On Tuesday evening, guests arrived at the venue to discover a reproduction of another Paris art institution, the Centre Pompidou, built by architects Renzo Piano and Richard Rogers, in a groundbreaking style that caused an uproar when it opened in 1977.

Since Nicolas Ghesquière presented his first collection for Louis Vuitton inside the Louvre’s Cour Carrée in 2014, he has often used the historic museum as a backdrop for spectacular sets with a futuristic bent.

Why the world’s largest luxury brand would build a faithful copy of a structure that is only a mile away in real life was something of a mystery one that Ghesquière cleared after the show: The collection was inspired by his people-watching at Café Beaubourg, which overlooks the vast square in front of the Pompidou.

Indeed, the variety in the collection felt overwhelming at times, as the eye jumped from Ghesquière’s familiar jutting shoulders and ballooning sleeves, to Eighties-style power suits, to a Cyndi Lauper-esque bustier dress dotted with silver stars and polka dots.

In that sense, it took its cue from the leather goods, which account for the lion’s share of revenues at Louis Vuitton and cover a wide range of aesthetics, from an egg-shaped bag in classic Monogram toile to a $30,000 crocodile leather Capucines, or a novelty clutch based on Grace Coddington’s cartoon sketches of her cats.

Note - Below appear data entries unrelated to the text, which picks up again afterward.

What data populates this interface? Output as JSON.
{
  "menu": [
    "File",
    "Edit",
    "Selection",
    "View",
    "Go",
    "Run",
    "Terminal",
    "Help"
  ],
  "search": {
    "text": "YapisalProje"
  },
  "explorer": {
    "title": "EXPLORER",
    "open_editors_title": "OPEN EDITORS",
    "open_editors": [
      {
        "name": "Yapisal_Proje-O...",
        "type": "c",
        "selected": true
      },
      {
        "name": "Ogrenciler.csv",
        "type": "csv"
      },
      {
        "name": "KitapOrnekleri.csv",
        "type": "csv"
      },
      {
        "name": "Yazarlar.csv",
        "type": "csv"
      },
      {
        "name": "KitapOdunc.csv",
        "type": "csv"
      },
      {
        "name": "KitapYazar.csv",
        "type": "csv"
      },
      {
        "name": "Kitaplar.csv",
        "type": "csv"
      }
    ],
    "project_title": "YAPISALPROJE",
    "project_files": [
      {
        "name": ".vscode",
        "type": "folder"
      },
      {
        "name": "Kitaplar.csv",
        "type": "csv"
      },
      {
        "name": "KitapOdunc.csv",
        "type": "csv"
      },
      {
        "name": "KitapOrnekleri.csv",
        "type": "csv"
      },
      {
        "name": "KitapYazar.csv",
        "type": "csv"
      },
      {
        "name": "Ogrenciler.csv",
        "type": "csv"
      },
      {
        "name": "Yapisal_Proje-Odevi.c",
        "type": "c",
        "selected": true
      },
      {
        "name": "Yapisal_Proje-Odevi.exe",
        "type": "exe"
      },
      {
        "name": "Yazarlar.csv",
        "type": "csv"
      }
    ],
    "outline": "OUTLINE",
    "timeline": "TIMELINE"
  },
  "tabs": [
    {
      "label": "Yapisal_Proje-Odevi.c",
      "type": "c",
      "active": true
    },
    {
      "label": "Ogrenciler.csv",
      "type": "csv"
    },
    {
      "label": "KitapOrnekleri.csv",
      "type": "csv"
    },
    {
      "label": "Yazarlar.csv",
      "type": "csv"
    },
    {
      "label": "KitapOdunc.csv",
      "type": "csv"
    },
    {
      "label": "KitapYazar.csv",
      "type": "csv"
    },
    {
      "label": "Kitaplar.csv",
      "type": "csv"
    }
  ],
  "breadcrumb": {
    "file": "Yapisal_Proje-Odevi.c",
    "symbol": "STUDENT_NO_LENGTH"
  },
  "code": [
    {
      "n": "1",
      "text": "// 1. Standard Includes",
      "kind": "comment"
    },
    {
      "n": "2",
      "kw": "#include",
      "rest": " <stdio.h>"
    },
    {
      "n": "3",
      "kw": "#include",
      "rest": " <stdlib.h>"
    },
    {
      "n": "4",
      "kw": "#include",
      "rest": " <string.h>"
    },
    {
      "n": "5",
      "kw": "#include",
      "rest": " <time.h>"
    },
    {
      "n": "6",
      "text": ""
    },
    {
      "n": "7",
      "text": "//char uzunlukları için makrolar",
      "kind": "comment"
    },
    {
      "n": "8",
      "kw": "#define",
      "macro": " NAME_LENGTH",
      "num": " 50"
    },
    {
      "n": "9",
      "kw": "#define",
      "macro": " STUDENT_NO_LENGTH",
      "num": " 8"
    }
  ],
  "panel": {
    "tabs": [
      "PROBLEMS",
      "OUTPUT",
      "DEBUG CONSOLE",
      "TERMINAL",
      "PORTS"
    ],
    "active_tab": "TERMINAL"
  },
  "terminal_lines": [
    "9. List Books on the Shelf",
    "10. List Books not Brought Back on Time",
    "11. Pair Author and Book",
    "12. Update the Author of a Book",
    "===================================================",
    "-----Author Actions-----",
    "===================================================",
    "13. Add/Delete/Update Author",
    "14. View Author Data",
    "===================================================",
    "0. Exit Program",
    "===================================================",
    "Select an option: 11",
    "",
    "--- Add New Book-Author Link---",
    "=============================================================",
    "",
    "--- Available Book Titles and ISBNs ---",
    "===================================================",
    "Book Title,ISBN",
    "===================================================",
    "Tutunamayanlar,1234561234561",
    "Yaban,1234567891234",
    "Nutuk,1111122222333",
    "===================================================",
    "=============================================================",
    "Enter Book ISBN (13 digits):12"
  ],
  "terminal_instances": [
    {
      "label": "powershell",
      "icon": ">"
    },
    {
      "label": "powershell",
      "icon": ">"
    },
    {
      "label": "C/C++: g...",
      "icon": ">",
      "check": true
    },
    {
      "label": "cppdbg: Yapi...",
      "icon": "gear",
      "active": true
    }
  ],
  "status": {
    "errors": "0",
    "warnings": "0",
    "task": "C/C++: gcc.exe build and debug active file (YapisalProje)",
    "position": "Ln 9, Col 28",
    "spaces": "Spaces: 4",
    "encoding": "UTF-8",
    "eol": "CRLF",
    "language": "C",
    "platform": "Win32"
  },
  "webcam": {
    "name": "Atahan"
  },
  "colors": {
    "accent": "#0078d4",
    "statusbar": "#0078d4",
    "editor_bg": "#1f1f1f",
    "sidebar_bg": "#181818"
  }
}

“I am happy to be misunderstood sometimes,” the designer said, like Beaubourg few years ago.